I had thought that my story was unique, but it seems as if everyone in this building has a strangely tragic story, one wrought with mystery and misery.
Kae is unsure why her ghost cannot move on and feels there must be a purpose to her being left tethered to the elevator in an apartment full of mysteries. If she can only work out what that purpose is maybe she will finally be able to rest easy and move on.
I know the secrecy, the darkness, the evil everyone harbors inside. What they all keep locked away, behind closed doors.
I recommend this story to fans of ghost stories and mysteries. The intriguing puzzles of what is really going on inside each of the apartments are gripping and will keep you reading, following the clues to the identity of Kae’s murderer. There are more than a few twists to this story and the reveal of the murderer’s identity took me by surprise.
About the Author
Helen Power is an academic librarian living in Saskatoon, Canada. In her spare time, she haunts deserted cemeteries, loses her heart to dashing thieves, and cracks tough cases, all from the comfort of her writing nook. She has several short story publications, including ones in Suspense Magazine,
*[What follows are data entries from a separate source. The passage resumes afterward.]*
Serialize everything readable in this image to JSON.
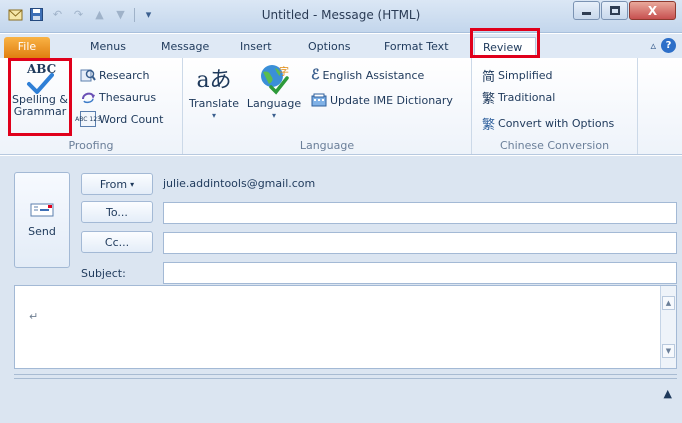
{
  "window": {
    "title": "Untitled  -  Message (HTML)",
    "close_glyph": "X"
  },
  "tabs": [
    "File",
    "Menus",
    "Message",
    "Insert",
    "Options",
    "Format Text",
    "Review"
  ],
  "active_tab": "Review",
  "ribbon": {
    "proofing": {
      "label": "Proofing",
      "spelling_line1": "Spelling &",
      "spelling_line2": "Grammar",
      "spelling_icon_text": "ABC",
      "research": "Research",
      "thesaurus": "Thesaurus",
      "word_count": "Word Count",
      "word_count_icon_text": "ABC 123"
    },
    "language": {
      "label": "Language",
      "translate": "Translate",
      "language_btn": "Language",
      "english_assistance": "English Assistance",
      "update_ime": "Update IME Dictionary"
    },
    "chinese": {
      "label": "Chinese Conversion",
      "simplified": "Simplified",
      "traditional": "Traditional",
      "convert": "Convert with Options",
      "simplified_glyph": "简",
      "traditional_glyph": "繁",
      "convert_glyph": "繁"
    }
  },
  "message": {
    "send": "Send",
    "from_label": "From",
    "from_value": "julie.addintools@gmail.com",
    "to_label": "To...",
    "cc_label": "Cc...",
    "subject_label": "Subject:",
    "to_value": "",
    "cc_value": "",
    "subject_value": "",
    "body_mark": "↵"
  },
  "colors": {
    "highlight": "#e0001b",
    "file_tab": "#e07e10",
    "accent": "#2d6fc8"
  },
  "icons": [
    "app-icon",
    "save-icon",
    "undo-icon",
    "redo-icon",
    "arrow-up-icon",
    "arrow-down-icon",
    "customize-qat-icon",
    "minimize-icon",
    "maximize-icon",
    "close-icon",
    "collapse-ribbon-icon",
    "help-icon",
    "spelling-icon",
    "research-icon",
    "thesaurus-icon",
    "word-count-icon",
    "translate-icon",
    "language-icon",
    "english-assistance-icon",
    "update-ime-icon",
    "simplified-icon",
    "traditional-icon",
    "convert-icon",
    "send-icon",
    "dropdown-arrow-icon",
    "scroll-up-icon",
    "scroll-down-icon",
    "expand-icon"
  ]
}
Hinnom Magazine, and Dark Helix Press’s Canada 150 anthology, “Futuristic Canada”. Her stories range from comedy to horror, with just a hint of dystopia in between. The Ghosts of Thorwald Place is her first novel.